Your assignment -> From the data below, repeat everything exactly except the images.

Supplied records ->
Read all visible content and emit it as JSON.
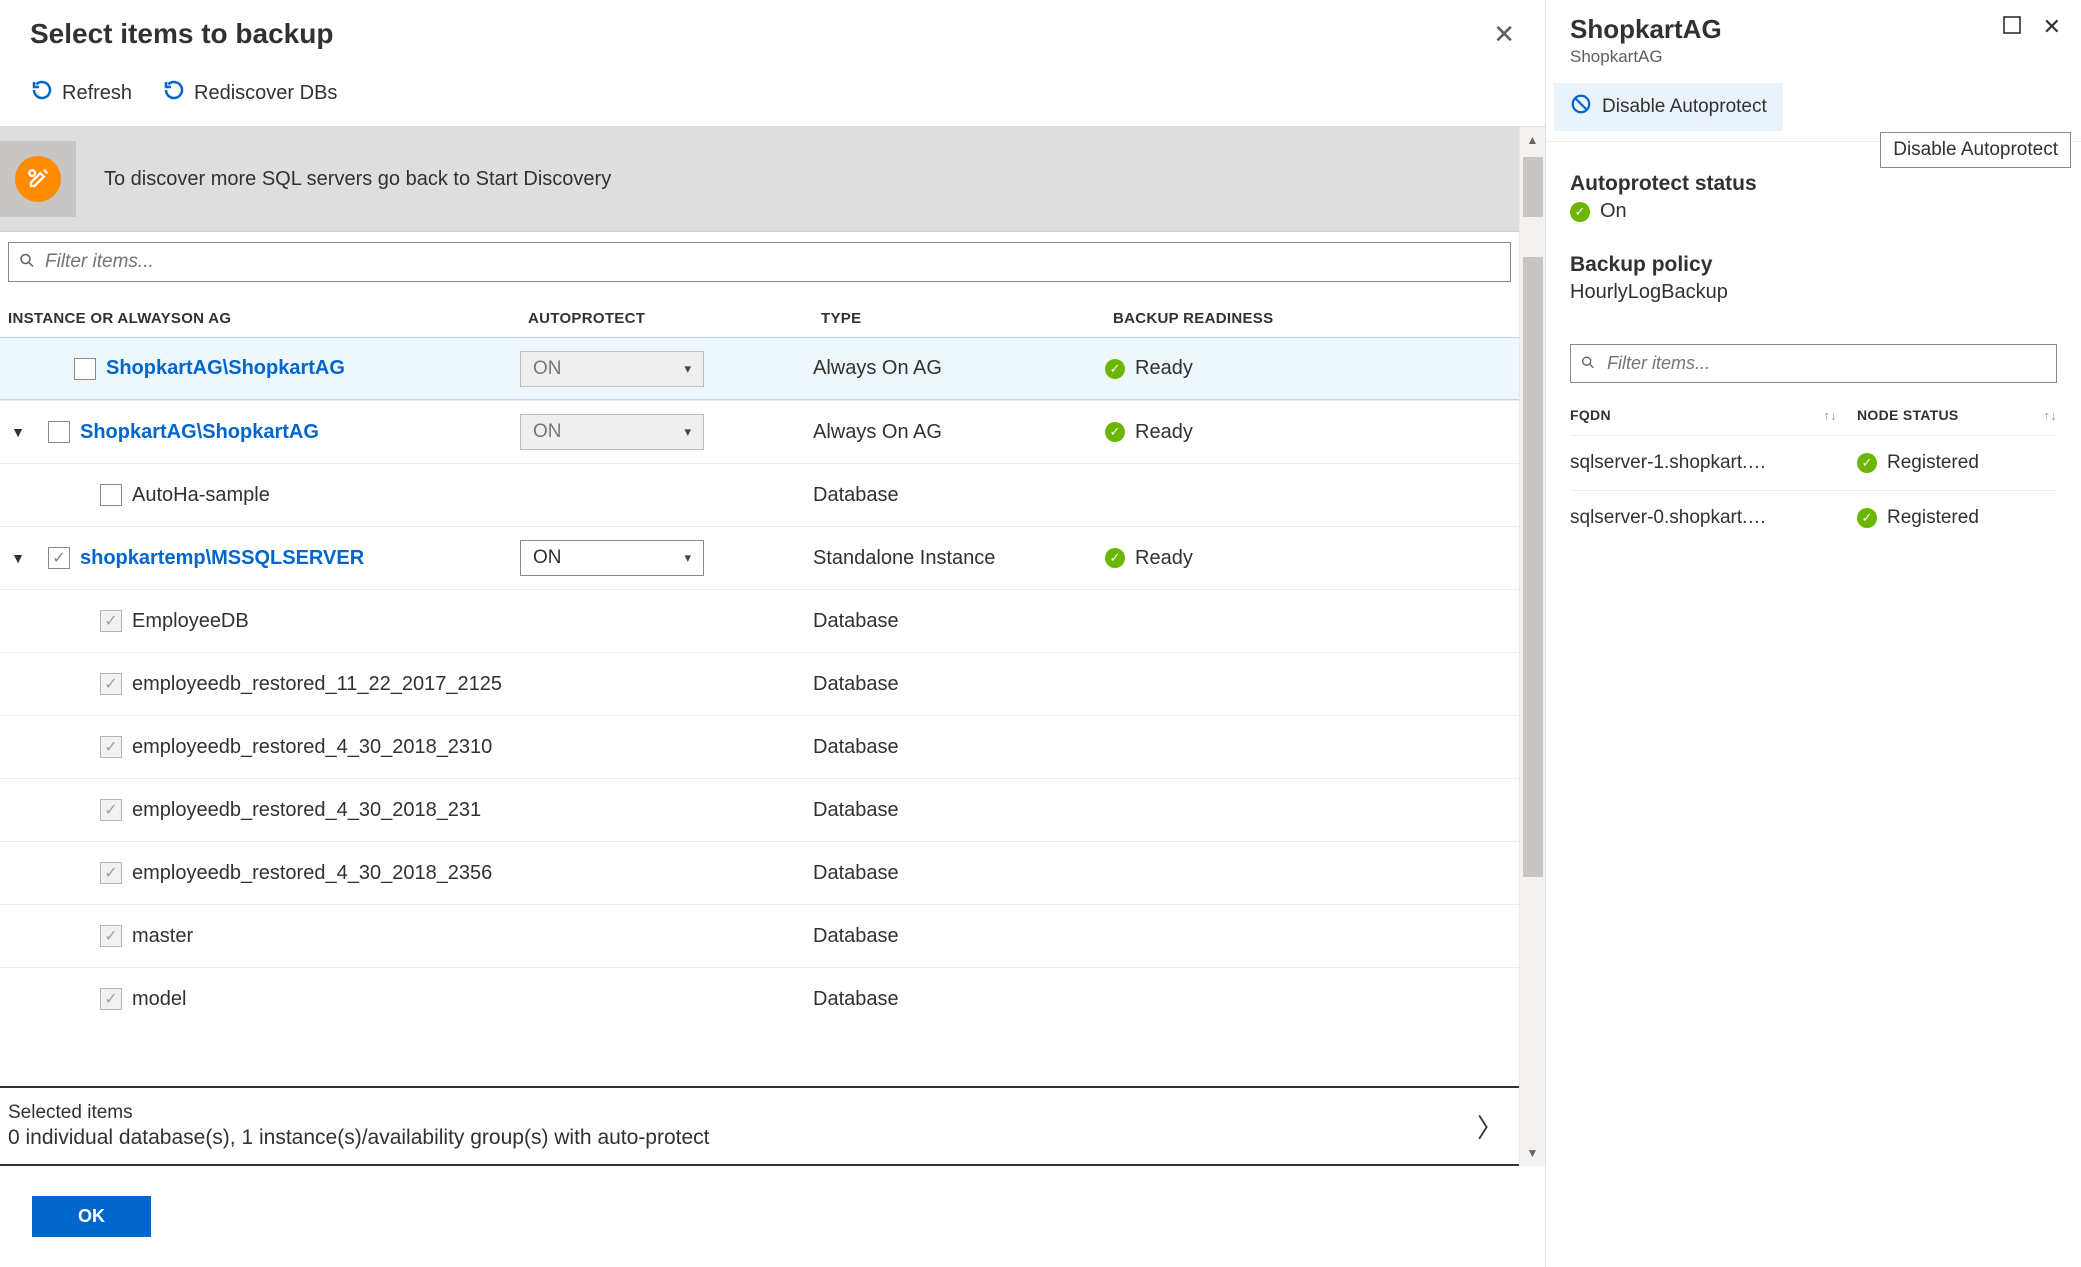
{
  "left": {
    "title": "Select items to backup",
    "toolbar": {
      "refresh": "Refresh",
      "rediscover": "Rediscover DBs"
    },
    "info": "To discover more SQL servers go back to Start Discovery",
    "filter_placeholder": "Filter items...",
    "columns": {
      "c1": "INSTANCE OR ALWAYSON AG",
      "c2": "AUTOPROTECT",
      "c3": "TYPE",
      "c4": "BACKUP READINESS"
    },
    "rows": [
      {
        "expander": "",
        "indent": 1,
        "checked": false,
        "chkDisabled": false,
        "link": true,
        "label": "ShopkartAG\\ShopkartAG",
        "ap": "ON",
        "apDisabled": true,
        "type": "Always On AG",
        "ready": "Ready",
        "selected": true
      },
      {
        "expander": "▼",
        "indent": 0,
        "checked": false,
        "chkDisabled": false,
        "link": true,
        "label": "ShopkartAG\\ShopkartAG",
        "ap": "ON",
        "apDisabled": true,
        "type": "Always On AG",
        "ready": "Ready",
        "selected": false
      },
      {
        "expander": "",
        "indent": 2,
        "checked": false,
        "chkDisabled": false,
        "link": false,
        "label": "AutoHa-sample",
        "ap": "",
        "apDisabled": false,
        "type": "Database",
        "ready": "",
        "selected": false
      },
      {
        "expander": "▼",
        "indent": 0,
        "checked": true,
        "chkDisabled": false,
        "link": true,
        "label": "shopkartemp\\MSSQLSERVER",
        "ap": "ON",
        "apDisabled": false,
        "type": "Standalone Instance",
        "ready": "Ready",
        "selected": false
      },
      {
        "expander": "",
        "indent": 2,
        "checked": true,
        "chkDisabled": true,
        "link": false,
        "label": "EmployeeDB",
        "ap": "",
        "apDisabled": false,
        "type": "Database",
        "ready": "",
        "selected": false
      },
      {
        "expander": "",
        "indent": 2,
        "checked": true,
        "chkDisabled": true,
        "link": false,
        "label": "employeedb_restored_11_22_2017_2125",
        "ap": "",
        "apDisabled": false,
        "type": "Database",
        "ready": "",
        "selected": false
      },
      {
        "expander": "",
        "indent": 2,
        "checked": true,
        "chkDisabled": true,
        "link": false,
        "label": "employeedb_restored_4_30_2018_2310",
        "ap": "",
        "apDisabled": false,
        "type": "Database",
        "ready": "",
        "selected": false
      },
      {
        "expander": "",
        "indent": 2,
        "checked": true,
        "chkDisabled": true,
        "link": false,
        "label": "employeedb_restored_4_30_2018_231",
        "ap": "",
        "apDisabled": false,
        "type": "Database",
        "ready": "",
        "selected": false
      },
      {
        "expander": "",
        "indent": 2,
        "checked": true,
        "chkDisabled": true,
        "link": false,
        "label": "employeedb_restored_4_30_2018_2356",
        "ap": "",
        "apDisabled": false,
        "type": "Database",
        "ready": "",
        "selected": false
      },
      {
        "expander": "",
        "indent": 2,
        "checked": true,
        "chkDisabled": true,
        "link": false,
        "label": "master",
        "ap": "",
        "apDisabled": false,
        "type": "Database",
        "ready": "",
        "selected": false
      },
      {
        "expander": "",
        "indent": 2,
        "checked": true,
        "chkDisabled": true,
        "link": false,
        "label": "model",
        "ap": "",
        "apDisabled": false,
        "type": "Database",
        "ready": "",
        "selected": false
      }
    ],
    "footer": {
      "line1": "Selected items",
      "line2": "0 individual database(s), 1 instance(s)/availability group(s) with auto-protect"
    },
    "ok": "OK"
  },
  "right": {
    "title": "ShopkartAG",
    "subtitle": "ShopkartAG",
    "disable": "Disable Autoprotect",
    "tooltip": "Disable Autoprotect",
    "status_label": "Autoprotect status",
    "status_value": "On",
    "policy_label": "Backup policy",
    "policy_value": "HourlyLogBackup",
    "filter_placeholder": "Filter items...",
    "columns": {
      "c1": "FQDN",
      "c2": "NODE STATUS"
    },
    "rows": [
      {
        "fqdn": "sqlserver-1.shopkart.…",
        "status": "Registered"
      },
      {
        "fqdn": "sqlserver-0.shopkart.…",
        "status": "Registered"
      }
    ]
  }
}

Worked solution ->
Read all visible content and emit it as JSON.
{
  "left": {
    "title": "Select items to backup",
    "toolbar": {
      "refresh": "Refresh",
      "rediscover": "Rediscover DBs"
    },
    "info": "To discover more SQL servers go back to Start Discovery",
    "filter_placeholder": "Filter items...",
    "columns": {
      "c1": "INSTANCE OR ALWAYSON AG",
      "c2": "AUTOPROTECT",
      "c3": "TYPE",
      "c4": "BACKUP READINESS"
    },
    "rows": [
      {
        "expander": "",
        "indent": 1,
        "checked": false,
        "chkDisabled": false,
        "link": true,
        "label": "ShopkartAG\\ShopkartAG",
        "ap": "ON",
        "apDisabled": true,
        "type": "Always On AG",
        "ready": "Ready",
        "selected": true
      },
      {
        "expander": "▼",
        "indent": 0,
        "checked": false,
        "chkDisabled": false,
        "link": true,
        "label": "ShopkartAG\\ShopkartAG",
        "ap": "ON",
        "apDisabled": true,
        "type": "Always On AG",
        "ready": "Ready",
        "selected": false
      },
      {
        "expander": "",
        "indent": 2,
        "checked": false,
        "chkDisabled": false,
        "link": false,
        "label": "AutoHa-sample",
        "ap": "",
        "apDisabled": false,
        "type": "Database",
        "ready": "",
        "selected": false
      },
      {
        "expander": "▼",
        "indent": 0,
        "checked": true,
        "chkDisabled": false,
        "link": true,
        "label": "shopkartemp\\MSSQLSERVER",
        "ap": "ON",
        "apDisabled": false,
        "type": "Standalone Instance",
        "ready": "Ready",
        "selected": false
      },
      {
        "expander": "",
        "indent": 2,
        "checked": true,
        "chkDisabled": true,
        "link": false,
        "label": "EmployeeDB",
        "ap": "",
        "apDisabled": false,
        "type": "Database",
        "ready": "",
        "selected": false
      },
      {
        "expander": "",
        "indent": 2,
        "checked": true,
        "chkDisabled": true,
        "link": false,
        "label": "employeedb_restored_11_22_2017_2125",
        "ap": "",
        "apDisabled": false,
        "type": "Database",
        "ready": "",
        "selected": false
      },
      {
        "expander": "",
        "indent": 2,
        "checked": true,
        "chkDisabled": true,
        "link": false,
        "label": "employeedb_restored_4_30_2018_2310",
        "ap": "",
        "apDisabled": false,
        "type": "Database",
        "ready": "",
        "selected": false
      },
      {
        "expander": "",
        "indent": 2,
        "checked": true,
        "chkDisabled": true,
        "link": false,
        "label": "employeedb_restored_4_30_2018_231",
        "ap": "",
        "apDisabled": false,
        "type": "Database",
        "ready": "",
        "selected": false
      },
      {
        "expander": "",
        "indent": 2,
        "checked": true,
        "chkDisabled": true,
        "link": false,
        "label": "employeedb_restored_4_30_2018_2356",
        "ap": "",
        "apDisabled": false,
        "type": "Database",
        "ready": "",
        "selected": false
      },
      {
        "expander": "",
        "indent": 2,
        "checked": true,
        "chkDisabled": true,
        "link": false,
        "label": "master",
        "ap": "",
        "apDisabled": false,
        "type": "Database",
        "ready": "",
        "selected": false
      },
      {
        "expander": "",
        "indent": 2,
        "checked": true,
        "chkDisabled": true,
        "link": false,
        "label": "model",
        "ap": "",
        "apDisabled": false,
        "type": "Database",
        "ready": "",
        "selected": false
      }
    ],
    "footer": {
      "line1": "Selected items",
      "line2": "0 individual database(s), 1 instance(s)/availability group(s) with auto-protect"
    },
    "ok": "OK"
  },
  "right": {
    "title": "ShopkartAG",
    "subtitle": "ShopkartAG",
    "disable": "Disable Autoprotect",
    "tooltip": "Disable Autoprotect",
    "status_label": "Autoprotect status",
    "status_value": "On",
    "policy_label": "Backup policy",
    "policy_value": "HourlyLogBackup",
    "filter_placeholder": "Filter items...",
    "columns": {
      "c1": "FQDN",
      "c2": "NODE STATUS"
    },
    "rows": [
      {
        "fqdn": "sqlserver-1.shopkart.…",
        "status": "Registered"
      },
      {
        "fqdn": "sqlserver-0.shopkart.…",
        "status": "Registered"
      }
    ]
  }
}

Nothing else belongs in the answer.